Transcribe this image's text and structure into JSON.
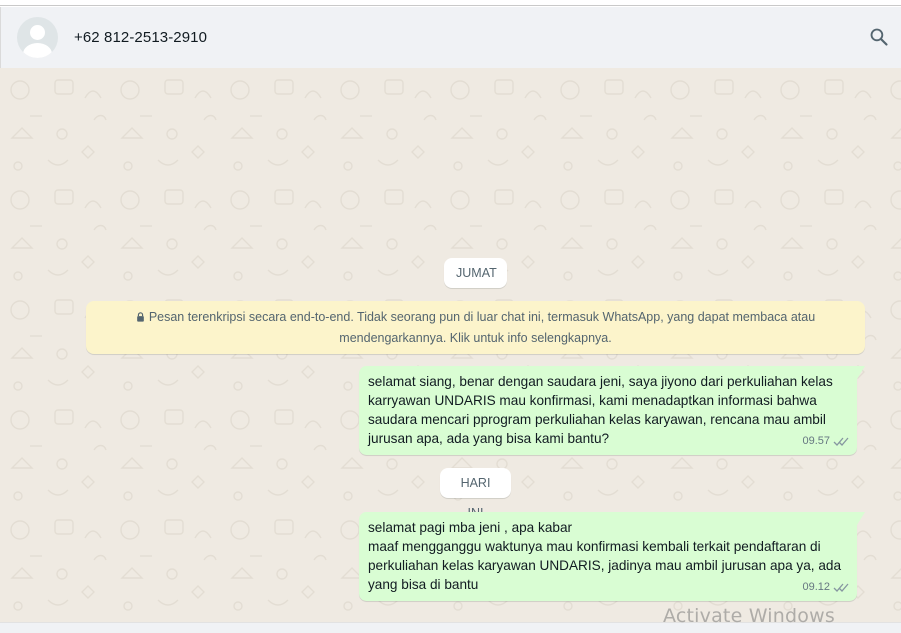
{
  "header": {
    "contact_name": "+62 812-2513-2910",
    "avatar_icon": "default-avatar-icon",
    "search_icon": "search-icon"
  },
  "chat": {
    "background_color": "#efeae2",
    "date_chips": [
      {
        "label": "JUMAT"
      },
      {
        "label": "HARI INI"
      }
    ],
    "encryption_notice": {
      "line1": "Pesan terenkripsi secara end-to-end. Tidak seorang pun di luar chat ini, termasuk WhatsApp, yang dapat membaca atau",
      "line2": "mendengarkannya. Klik untuk info selengkapnya."
    },
    "messages": [
      {
        "direction": "outgoing",
        "lines": [
          "selamat siang, benar dengan saudara jeni, saya jiyono dari perkuliahan kelas",
          "karryawan UNDARIS mau konfirmasi, kami menadaptkan informasi bahwa",
          "saudara mencari pprogram perkuliahan kelas karyawan, rencana mau ambil",
          "jurusan apa, ada yang bisa kami bantu?"
        ],
        "time": "09.57",
        "status": "read"
      },
      {
        "direction": "outgoing",
        "lines": [
          "selamat pagi mba jeni , apa kabar",
          "maaf mengganggu waktunya mau konfirmasi kembali terkait pendaftaran di",
          "perkuliahan kelas karyawan UNDARIS, jadinya mau ambil jurusan apa ya, ada",
          "yang bisa di bantu"
        ],
        "time": "09.12",
        "status": "read"
      }
    ],
    "outgoing_bubble_color": "#d9fdd3",
    "notice_color": "#fcf4cb"
  },
  "overlay": {
    "watermark": "Activate Windows"
  }
}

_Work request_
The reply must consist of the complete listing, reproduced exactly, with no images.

_Final answer_
Transcribe this image's text and structure into JSON.
{
  "header": {
    "contact_name": "+62 812-2513-2910",
    "avatar_icon": "default-avatar-icon",
    "search_icon": "search-icon"
  },
  "chat": {
    "background_color": "#efeae2",
    "date_chips": [
      {
        "label": "JUMAT"
      },
      {
        "label": "HARI INI"
      }
    ],
    "encryption_notice": {
      "line1": "Pesan terenkripsi secara end-to-end. Tidak seorang pun di luar chat ini, termasuk WhatsApp, yang dapat membaca atau",
      "line2": "mendengarkannya. Klik untuk info selengkapnya."
    },
    "messages": [
      {
        "direction": "outgoing",
        "lines": [
          "selamat siang, benar dengan saudara jeni, saya jiyono dari perkuliahan kelas",
          "karryawan UNDARIS mau konfirmasi, kami menadaptkan informasi bahwa",
          "saudara mencari pprogram perkuliahan kelas karyawan, rencana mau ambil",
          "jurusan apa, ada yang bisa kami bantu?"
        ],
        "time": "09.57",
        "status": "read"
      },
      {
        "direction": "outgoing",
        "lines": [
          "selamat pagi mba jeni , apa kabar",
          "maaf mengganggu waktunya mau konfirmasi kembali terkait pendaftaran di",
          "perkuliahan kelas karyawan UNDARIS, jadinya mau ambil jurusan apa ya, ada",
          "yang bisa di bantu"
        ],
        "time": "09.12",
        "status": "read"
      }
    ],
    "outgoing_bubble_color": "#d9fdd3",
    "notice_color": "#fcf4cb"
  },
  "overlay": {
    "watermark": "Activate Windows"
  }
}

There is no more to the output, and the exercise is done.